Busy thinking about your posture?
It’s World Spine Day and this year the theme is ‘Straighten Up and Move’.
It’s no good just thinking about good posture – you’ve got to live it everyday; become posture-aware and develop the life habits that contribute to good posture and a healthy spine.
So here are our 10 Fundamentals for Spinal Health
1. Movement. The spine is made up of 33 vertebrae. Five are fused (in the sacrum), the other 28 are designed to move. So move it and use it – long periods sitting still, in the car, in the office, on the sofa, lead to chronic spinal weakness. A flexible spine is much less susceptible to injury, so get stretching – the yoga routine ‘Salute to the sun’ is excellent.
2. Regular exercise will help you to develop a healthier, stronger and more stable spine. It doesn’t have to be too strenuous – indeed just regular brisk walks can make a huge difference. Find an exercise you enjoy and build up gradually, start off sessions gently to allow muscles to warm up and do a few stretches to ease muscles out when you’re finished.
3. Increase abdominal strength. The abdominal muscles provide support for ⅔ of the lower part of the body and are important supporters of the low back and pelvis. Strong abdominals will improve spinal stability and reduce the risk of back injury, they also fatigue less during prolonged standing or sitting, helping to protect the back from strain.

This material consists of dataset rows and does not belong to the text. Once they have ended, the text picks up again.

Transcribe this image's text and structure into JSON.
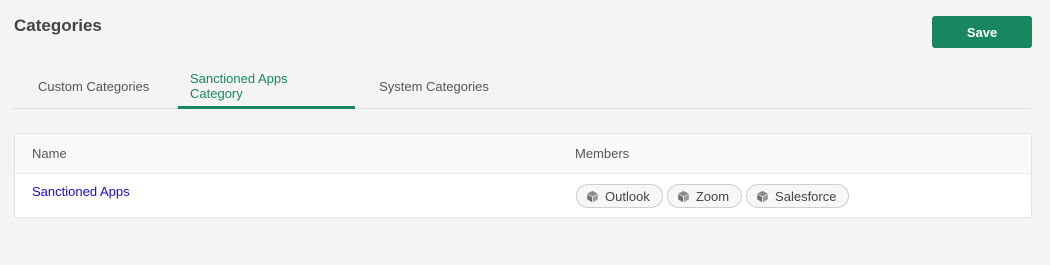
{
  "header": {
    "title": "Categories",
    "save_label": "Save"
  },
  "tabs": [
    {
      "label": "Custom Categories",
      "active": false
    },
    {
      "label": "Sanctioned Apps Category",
      "active": true
    },
    {
      "label": "System Categories",
      "active": false
    }
  ],
  "table": {
    "columns": {
      "name": "Name",
      "members": "Members"
    },
    "rows": [
      {
        "name": "Sanctioned Apps",
        "members": [
          {
            "label": "Outlook",
            "icon": "cube-icon"
          },
          {
            "label": "Zoom",
            "icon": "cube-icon"
          },
          {
            "label": "Salesforce",
            "icon": "cube-icon"
          }
        ]
      }
    ]
  },
  "colors": {
    "accent": "#188760",
    "link": "#1a0dcc"
  }
}
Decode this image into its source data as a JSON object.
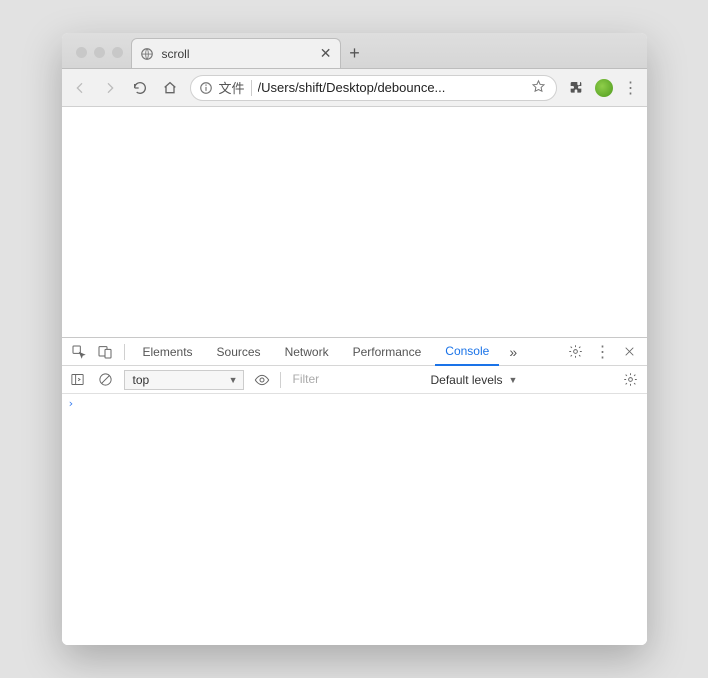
{
  "tab": {
    "title": "scroll"
  },
  "omnibox": {
    "protocol_label": "文件",
    "url": "/Users/shift/Desktop/debounce..."
  },
  "devtools": {
    "tabs": [
      "Elements",
      "Sources",
      "Network",
      "Performance",
      "Console"
    ],
    "active_tab": "Console",
    "console": {
      "context": "top",
      "filter_placeholder": "Filter",
      "levels": "Default levels"
    }
  }
}
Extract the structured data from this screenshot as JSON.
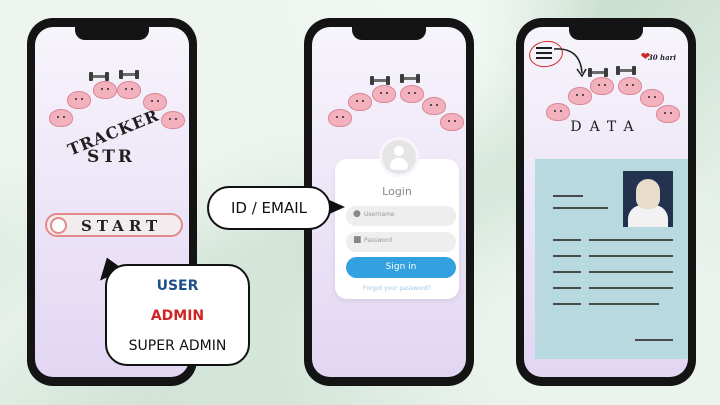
{
  "phone1": {
    "brand_line1": "TRACKER",
    "brand_line2": "STR",
    "start_label": "START"
  },
  "roles_bubble": {
    "roles": [
      {
        "label": "USER",
        "color": "#1d4f8f"
      },
      {
        "label": "ADMIN",
        "color": "#d12424"
      },
      {
        "label": "SUPER ADMIN",
        "color": "#111111"
      }
    ]
  },
  "id_bubble": {
    "label": "ID / EMAIL"
  },
  "phone2": {
    "login_title": "Login",
    "username_placeholder": "Username",
    "password_placeholder": "Password",
    "signin_label": "Sign in",
    "forgot_label": "Forgot your password?"
  },
  "phone3": {
    "days_label": "30 hari",
    "data_title": "DATA"
  },
  "colors": {
    "accent_blue": "#33a0e0",
    "start_border": "#e28a8a",
    "panel": "#b9d9e0"
  }
}
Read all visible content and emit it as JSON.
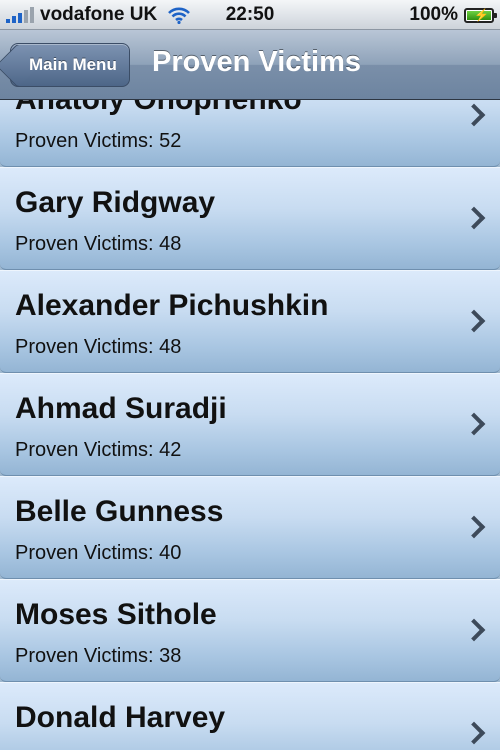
{
  "status_bar": {
    "carrier": "vodafone UK",
    "time": "22:50",
    "battery": "100%",
    "signal_icon": "signal-bars-icon",
    "wifi_icon": "wifi-icon",
    "battery_icon": "battery-charging-icon"
  },
  "nav": {
    "back_label": "Main Menu",
    "title": "Proven Victims"
  },
  "list": {
    "items": [
      {
        "name": "Anatoly Onoprienko",
        "detail": "Proven Victims: 52"
      },
      {
        "name": "Gary Ridgway",
        "detail": "Proven Victims: 48"
      },
      {
        "name": "Alexander Pichushkin",
        "detail": "Proven Victims: 48"
      },
      {
        "name": "Ahmad Suradji",
        "detail": "Proven Victims: 42"
      },
      {
        "name": "Belle Gunness",
        "detail": "Proven Victims: 40"
      },
      {
        "name": "Moses Sithole",
        "detail": "Proven Victims: 38"
      },
      {
        "name": "Donald Harvey",
        "detail": ""
      }
    ]
  },
  "colors": {
    "nav_bar": "#8ea2b9",
    "row_top": "#dceafb",
    "row_bottom": "#94b5d4",
    "signal": "#1e63c7",
    "battery": "#3aa01c"
  }
}
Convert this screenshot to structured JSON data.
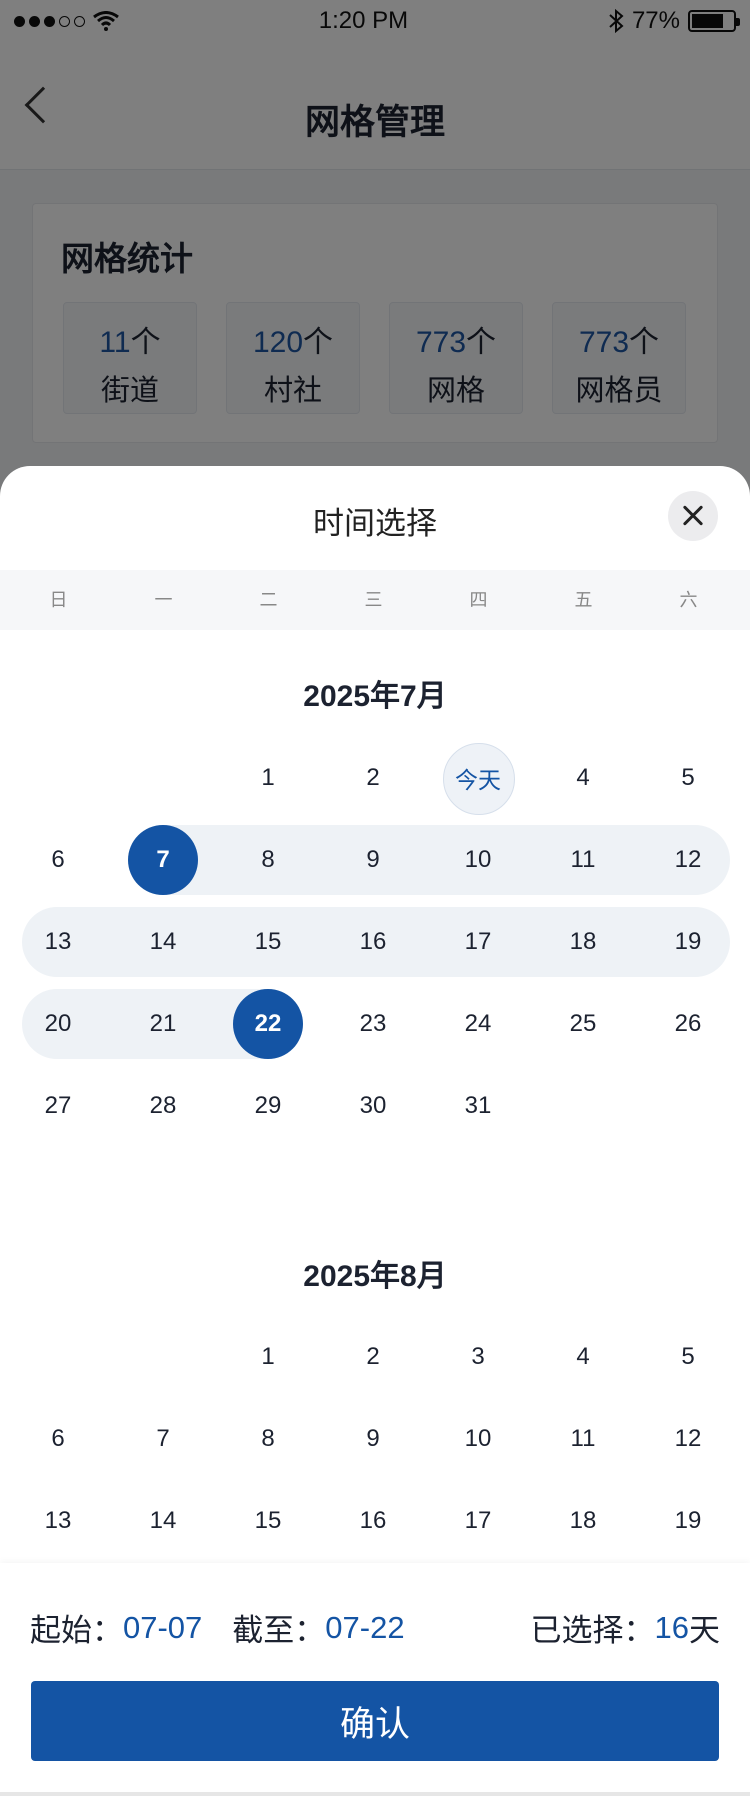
{
  "status_bar": {
    "time": "1:20 PM",
    "battery": "77%",
    "battery_level": 0.77
  },
  "header": {
    "title": "网格管理"
  },
  "stats": {
    "title": "网格统计",
    "items": [
      {
        "value": "11",
        "unit": "个",
        "label": "街道"
      },
      {
        "value": "120",
        "unit": "个",
        "label": "村社"
      },
      {
        "value": "773",
        "unit": "个",
        "label": "网格"
      },
      {
        "value": "773",
        "unit": "个",
        "label": "网格员"
      }
    ]
  },
  "picker": {
    "title": "时间选择",
    "weekdays": [
      "日",
      "一",
      "二",
      "三",
      "四",
      "五",
      "六"
    ],
    "today_label": "今天",
    "months": [
      {
        "title": "2025年7月",
        "first_weekday": 2,
        "days": 31,
        "today": 3,
        "range_start": 7,
        "range_end": 22
      },
      {
        "title": "2025年8月",
        "first_weekday": 2,
        "days": 31,
        "visible_until": 19
      }
    ]
  },
  "footer": {
    "start_label": "起始：",
    "start_value": "07-07",
    "end_label": "截至：",
    "end_value": "07-22",
    "selected_label": "已选择：",
    "selected_value": "16",
    "selected_unit": "天",
    "confirm": "确认"
  },
  "colors": {
    "accent": "#1454a4",
    "range": "#eef2f6"
  }
}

4. Shed the pounds and keep them off. If you’re overweight, each pound loads extra stress upon the soft tissues of the spine, making them more susceptible to tears, strains and sprains in the short term and vulnerable to early degenerative changes, disc problems and changes to normal spinal curves over the years.
5. Stop smoking. Smoking reduces the bloods capacity to carry oxygen and so reduces supply of oxygen to all the body tissues. It contributes to arterial disease which can impair blood flow to many parts of the body including the spine. It also promotes tissue inflammation and impairs the healing process. Smoking – or not smoking – is probably the most important lifestyle choices we each make.
6. Eat well – all the body tissues need the correct nutrients to maintain health, development and repair. Cut right down on sugar-laden, fat-laden, high-carb, high calorie foods and eat more protein, vegetables, and other lower calorie, nutrient-dense foods. Keep yourself well hydrated – making half of your fluid intake plain water.
7. Sleep well. You spend ⅓ of your life sleeping, so get a good supportive mattress and quality pillows. Don’t sleep on your stomach, try and sleep on your back or side – these positions reduce stress on the spine. If sleeping on your side, assume a foetal position or the recovery position (a pillow supporting the knee of the upper leg, will help reduce rotation strain in the back). Generally two pillows if you’re sleeping on your side, one if you’re on your back – but experiment, and make sure your neck is supported. And ensure you get enough sleep – it’s essential for tissue growth and repair. Aim for 7 hours each and every night – there’s no such thing as catch-up sleep.
8. Use proper lifting techniques to protect your spine from injury. Make sure you’ve a good idea how heavy an object is before you lift it. Take particular care with large or awkwardly shaped loads. Plan your lift before you start, clearing obstacles out of the way if necessary. Face the load you’re going to lift, square on. Keep the back straight and bend the legs and hips when lifting – lift cautiously and at a sensible speed. Hold heavy objects close to your body. Don’t twist while lifting or carrying a heavy load – move your feet instead. Avoid lifting heavy objects higher than waist level and whenever possible try and push an object rather than pull. Ask for help if you’re unsure.
9. Balance what you’re carrying – Always try to carry items over 10 pounds in a balanced fashion, dispersing the weight as evenly as possible, right and left. Do not overload your luggage, backpack or handbag. Use both shoulder straps on your rucksack and ideally use a shoulder bag with a strap long enough to go over your head and sit on the opposite shoulder, strap diagonally across your body (or lighten the load!)
10. Seek professional help for back pain which persists for more than a few days, or if bouts are getting more frequent or more severe. Regular spinal check-ups are effective as a preventative measure, addressing patterns of tension and restriction before symptoms develop.
The list goes on….wear a good supportive bra (no, not if you’re a bloke!), avoid sustained static positions, invest in a good office chair, address your workstation ergonomics, don’t clamp your phone between your ear and shoulder, take regular breaks, avoid prolonged repetitive movements, wear proper shoes, avoid excessive high-impact activities, learn to relax, and above all LISTEN TO YOUR BACK…. if you are involved in an activity that causes or increases back pain, think about what you can change to alleviate the pain. Your body will usually tell you what it needs if you take time to listen to it.
In need of some help? – on World Spine Day, or any other day – Call us on 01780 480889. The Broad Street Practice Osteopathic Team